An exact restatement of every record is required.

Data records for software interfaces>
_____
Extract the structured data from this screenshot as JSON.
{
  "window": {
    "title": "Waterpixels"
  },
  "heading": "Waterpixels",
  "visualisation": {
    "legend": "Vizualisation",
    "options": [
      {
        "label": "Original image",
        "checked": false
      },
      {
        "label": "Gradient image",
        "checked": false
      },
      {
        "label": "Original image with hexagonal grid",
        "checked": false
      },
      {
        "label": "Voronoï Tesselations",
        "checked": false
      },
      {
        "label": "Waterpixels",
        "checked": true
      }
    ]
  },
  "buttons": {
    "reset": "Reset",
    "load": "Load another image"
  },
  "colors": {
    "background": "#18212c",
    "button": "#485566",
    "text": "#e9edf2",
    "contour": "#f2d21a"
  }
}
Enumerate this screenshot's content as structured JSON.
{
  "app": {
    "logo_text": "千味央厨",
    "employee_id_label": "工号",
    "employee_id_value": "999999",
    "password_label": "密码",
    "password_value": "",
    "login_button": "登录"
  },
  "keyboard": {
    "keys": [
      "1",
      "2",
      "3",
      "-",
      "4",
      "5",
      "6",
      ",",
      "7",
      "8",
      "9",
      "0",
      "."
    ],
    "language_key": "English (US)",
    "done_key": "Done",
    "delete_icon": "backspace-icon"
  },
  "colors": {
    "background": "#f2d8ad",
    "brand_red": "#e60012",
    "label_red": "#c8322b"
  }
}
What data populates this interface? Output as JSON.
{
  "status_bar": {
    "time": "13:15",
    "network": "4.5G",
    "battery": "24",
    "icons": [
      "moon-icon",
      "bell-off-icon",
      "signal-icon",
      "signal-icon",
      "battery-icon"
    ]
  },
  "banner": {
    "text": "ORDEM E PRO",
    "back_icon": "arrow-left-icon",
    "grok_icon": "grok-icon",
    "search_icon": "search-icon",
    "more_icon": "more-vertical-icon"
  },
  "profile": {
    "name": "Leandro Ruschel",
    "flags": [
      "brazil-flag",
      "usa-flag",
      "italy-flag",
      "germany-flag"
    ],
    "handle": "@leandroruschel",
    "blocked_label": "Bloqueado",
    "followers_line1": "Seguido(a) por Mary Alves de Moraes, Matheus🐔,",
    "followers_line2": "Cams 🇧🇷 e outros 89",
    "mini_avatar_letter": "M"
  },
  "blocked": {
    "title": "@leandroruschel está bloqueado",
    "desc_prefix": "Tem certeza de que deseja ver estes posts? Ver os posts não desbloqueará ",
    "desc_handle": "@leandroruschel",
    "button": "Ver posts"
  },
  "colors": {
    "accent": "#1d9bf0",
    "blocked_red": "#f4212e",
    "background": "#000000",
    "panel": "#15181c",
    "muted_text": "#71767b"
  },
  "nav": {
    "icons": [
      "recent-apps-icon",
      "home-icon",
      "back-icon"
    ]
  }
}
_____
Solution for this task>
Extract the structured data from this screenshot as JSON.
{
  "window": {
    "title": "Waterpixels"
  },
  "heading": "Waterpixels",
  "visualisation": {
    "legend": "Vizualisation",
    "options": [
      {
        "label": "Original image",
        "checked": false
      },
      {
        "label": "Gradient image",
        "checked": false
      },
      {
        "label": "Original image with hexagonal grid",
        "checked": false
      },
      {
        "label": "Voronoï Tesselations",
        "checked": false
      },
      {
        "label": "Waterpixels",
        "checked": true
      }
    ]
  },
  "buttons": {
    "reset": "Reset",
    "load": "Load another image"
  },
  "colors": {
    "background": "#18212c",
    "button": "#485566",
    "text": "#e9edf2",
    "contour": "#f2d21a"
  }
}
Enumerate this screenshot's content as structured JSON.
{
  "app": {
    "logo_text": "千味央厨",
    "employee_id_label": "工号",
    "employee_id_value": "999999",
    "password_label": "密码",
    "password_value": "",
    "login_button": "登录"
  },
  "keyboard": {
    "keys": [
      "1",
      "2",
      "3",
      "-",
      "4",
      "5",
      "6",
      ",",
      "7",
      "8",
      "9",
      "0",
      "."
    ],
    "language_key": "English (US)",
    "done_key": "Done",
    "delete_icon": "backspace-icon"
  },
  "colors": {
    "background": "#f2d8ad",
    "brand_red": "#e60012",
    "label_red": "#c8322b"
  }
}
What data populates this interface? Output as JSON.
{
  "status_bar": {
    "time": "13:15",
    "network": "4.5G",
    "battery": "24",
    "icons": [
      "moon-icon",
      "bell-off-icon",
      "signal-icon",
      "signal-icon",
      "battery-icon"
    ]
  },
  "banner": {
    "text": "ORDEM E PRO",
    "back_icon": "arrow-left-icon",
    "grok_icon": "grok-icon",
    "search_icon": "search-icon",
    "more_icon": "more-vertical-icon"
  },
  "profile": {
    "name": "Leandro Ruschel",
    "flags": [
      "brazil-flag",
      "usa-flag",
      "italy-flag",
      "germany-flag"
    ],
    "handle": "@leandroruschel",
    "blocked_label": "Bloqueado",
    "followers_line1": "Seguido(a) por Mary Alves de Moraes, Matheus🐔,",
    "followers_line2": "Cams 🇧🇷 e outros 89",
    "mini_avatar_letter": "M"
  },
  "blocked": {
    "title": "@leandroruschel está bloqueado",
    "desc_prefix": "Tem certeza de que deseja ver estes posts? Ver os posts não desbloqueará ",
    "desc_handle": "@leandroruschel",
    "button": "Ver posts"
  },
  "colors": {
    "accent": "#1d9bf0",
    "blocked_red": "#f4212e",
    "background": "#000000",
    "panel": "#15181c",
    "muted_text": "#71767b"
  },
  "nav": {
    "icons": [
      "recent-apps-icon",
      "home-icon",
      "back-icon"
    ]
  }
}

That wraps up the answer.